WORK INSTRUCTIONS: Nothing in the entries may be dropped: restate them word for word.
┌────────
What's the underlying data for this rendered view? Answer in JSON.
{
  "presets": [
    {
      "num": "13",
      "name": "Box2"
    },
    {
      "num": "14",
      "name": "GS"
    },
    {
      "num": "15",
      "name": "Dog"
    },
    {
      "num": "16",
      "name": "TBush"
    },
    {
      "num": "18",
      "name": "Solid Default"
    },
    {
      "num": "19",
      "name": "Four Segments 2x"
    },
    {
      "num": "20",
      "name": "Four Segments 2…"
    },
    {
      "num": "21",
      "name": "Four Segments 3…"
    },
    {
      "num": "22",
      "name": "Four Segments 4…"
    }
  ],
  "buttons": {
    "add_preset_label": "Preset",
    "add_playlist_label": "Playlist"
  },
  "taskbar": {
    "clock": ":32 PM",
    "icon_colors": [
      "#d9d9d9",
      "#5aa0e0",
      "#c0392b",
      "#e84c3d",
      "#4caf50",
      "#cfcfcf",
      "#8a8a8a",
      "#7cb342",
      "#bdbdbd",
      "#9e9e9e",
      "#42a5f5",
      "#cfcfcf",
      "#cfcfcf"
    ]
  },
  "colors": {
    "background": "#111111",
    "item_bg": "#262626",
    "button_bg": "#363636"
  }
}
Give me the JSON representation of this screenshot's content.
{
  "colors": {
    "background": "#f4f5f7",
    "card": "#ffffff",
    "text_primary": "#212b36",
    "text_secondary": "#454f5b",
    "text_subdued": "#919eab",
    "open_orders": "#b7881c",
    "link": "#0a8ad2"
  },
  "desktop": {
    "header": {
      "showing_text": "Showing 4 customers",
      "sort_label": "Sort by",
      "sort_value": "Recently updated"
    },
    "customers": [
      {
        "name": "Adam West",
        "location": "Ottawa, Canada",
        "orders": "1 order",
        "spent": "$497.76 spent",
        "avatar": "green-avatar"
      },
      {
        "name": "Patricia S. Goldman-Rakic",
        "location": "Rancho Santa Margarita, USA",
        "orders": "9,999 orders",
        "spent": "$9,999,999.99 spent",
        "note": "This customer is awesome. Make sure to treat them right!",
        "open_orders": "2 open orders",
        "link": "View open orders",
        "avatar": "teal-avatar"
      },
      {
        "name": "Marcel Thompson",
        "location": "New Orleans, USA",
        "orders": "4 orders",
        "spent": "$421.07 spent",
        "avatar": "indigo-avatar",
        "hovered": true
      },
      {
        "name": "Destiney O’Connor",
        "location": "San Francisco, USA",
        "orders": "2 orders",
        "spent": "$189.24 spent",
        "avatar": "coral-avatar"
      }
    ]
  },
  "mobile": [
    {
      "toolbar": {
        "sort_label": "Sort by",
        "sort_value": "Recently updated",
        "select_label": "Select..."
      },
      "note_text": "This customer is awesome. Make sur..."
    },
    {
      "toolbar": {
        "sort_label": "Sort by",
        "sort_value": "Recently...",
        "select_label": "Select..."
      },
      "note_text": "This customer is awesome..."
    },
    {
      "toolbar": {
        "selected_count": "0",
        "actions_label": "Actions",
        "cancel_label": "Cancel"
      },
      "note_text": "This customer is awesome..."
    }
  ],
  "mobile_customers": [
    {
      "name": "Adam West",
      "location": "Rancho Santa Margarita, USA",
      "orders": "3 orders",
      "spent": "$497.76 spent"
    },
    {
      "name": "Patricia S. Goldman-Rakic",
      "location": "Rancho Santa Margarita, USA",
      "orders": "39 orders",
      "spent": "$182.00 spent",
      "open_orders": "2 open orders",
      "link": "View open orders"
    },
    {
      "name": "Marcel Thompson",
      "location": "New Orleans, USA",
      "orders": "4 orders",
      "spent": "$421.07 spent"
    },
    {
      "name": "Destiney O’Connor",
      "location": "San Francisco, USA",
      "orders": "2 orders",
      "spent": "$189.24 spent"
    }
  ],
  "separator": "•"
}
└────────
TASK SOLUTION:
What's the underlying data for this rendered view? Answer in JSON.
{
  "presets": [
    {
      "num": "13",
      "name": "Box2"
    },
    {
      "num": "14",
      "name": "GS"
    },
    {
      "num": "15",
      "name": "Dog"
    },
    {
      "num": "16",
      "name": "TBush"
    },
    {
      "num": "18",
      "name": "Solid Default"
    },
    {
      "num": "19",
      "name": "Four Segments 2x"
    },
    {
      "num": "20",
      "name": "Four Segments 2…"
    },
    {
      "num": "21",
      "name": "Four Segments 3…"
    },
    {
      "num": "22",
      "name": "Four Segments 4…"
    }
  ],
  "buttons": {
    "add_preset_label": "Preset",
    "add_playlist_label": "Playlist"
  },
  "taskbar": {
    "clock": ":32 PM",
    "icon_colors": [
      "#d9d9d9",
      "#5aa0e0",
      "#c0392b",
      "#e84c3d",
      "#4caf50",
      "#cfcfcf",
      "#8a8a8a",
      "#7cb342",
      "#bdbdbd",
      "#9e9e9e",
      "#42a5f5",
      "#cfcfcf",
      "#cfcfcf"
    ]
  },
  "colors": {
    "background": "#111111",
    "item_bg": "#262626",
    "button_bg": "#363636"
  }
}
Give me the JSON representation of this screenshot's content.
{
  "colors": {
    "background": "#f4f5f7",
    "card": "#ffffff",
    "text_primary": "#212b36",
    "text_secondary": "#454f5b",
    "text_subdued": "#919eab",
    "open_orders": "#b7881c",
    "link": "#0a8ad2"
  },
  "desktop": {
    "header": {
      "showing_text": "Showing 4 customers",
      "sort_label": "Sort by",
      "sort_value": "Recently updated"
    },
    "customers": [
      {
        "name": "Adam West",
        "location": "Ottawa, Canada",
        "orders": "1 order",
        "spent": "$497.76 spent",
        "avatar": "green-avatar"
      },
      {
        "name": "Patricia S. Goldman-Rakic",
        "location": "Rancho Santa Margarita, USA",
        "orders": "9,999 orders",
        "spent": "$9,999,999.99 spent",
        "note": "This customer is awesome. Make sure to treat them right!",
        "open_orders": "2 open orders",
        "link": "View open orders",
        "avatar": "teal-avatar"
      },
      {
        "name": "Marcel Thompson",
        "location": "New Orleans, USA",
        "orders": "4 orders",
        "spent": "$421.07 spent",
        "avatar": "indigo-avatar",
        "hovered": true
      },
      {
        "name": "Destiney O’Connor",
        "location": "San Francisco, USA",
        "orders": "2 orders",
        "spent": "$189.24 spent",
        "avatar": "coral-avatar"
      }
    ]
  },
  "mobile": [
    {
      "toolbar": {
        "sort_label": "Sort by",
        "sort_value": "Recently updated",
        "select_label": "Select..."
      },
      "note_text": "This customer is awesome. Make sur..."
    },
    {
      "toolbar": {
        "sort_label": "Sort by",
        "sort_value": "Recently...",
        "select_label": "Select..."
      },
      "note_text": "This customer is awesome..."
    },
    {
      "toolbar": {
        "selected_count": "0",
        "actions_label": "Actions",
        "cancel_label": "Cancel"
      },
      "note_text": "This customer is awesome..."
    }
  ],
  "mobile_customers": [
    {
      "name": "Adam West",
      "location": "Rancho Santa Margarita, USA",
      "orders": "3 orders",
      "spent": "$497.76 spent"
    },
    {
      "name": "Patricia S. Goldman-Rakic",
      "location": "Rancho Santa Margarita, USA",
      "orders": "39 orders",
      "spent": "$182.00 spent",
      "open_orders": "2 open orders",
      "link": "View open orders"
    },
    {
      "name": "Marcel Thompson",
      "location": "New Orleans, USA",
      "orders": "4 orders",
      "spent": "$421.07 spent"
    },
    {
      "name": "Destiney O’Connor",
      "location": "San Francisco, USA",
      "orders": "2 orders",
      "spent": "$189.24 spent"
    }
  ],
  "separator": "•"
}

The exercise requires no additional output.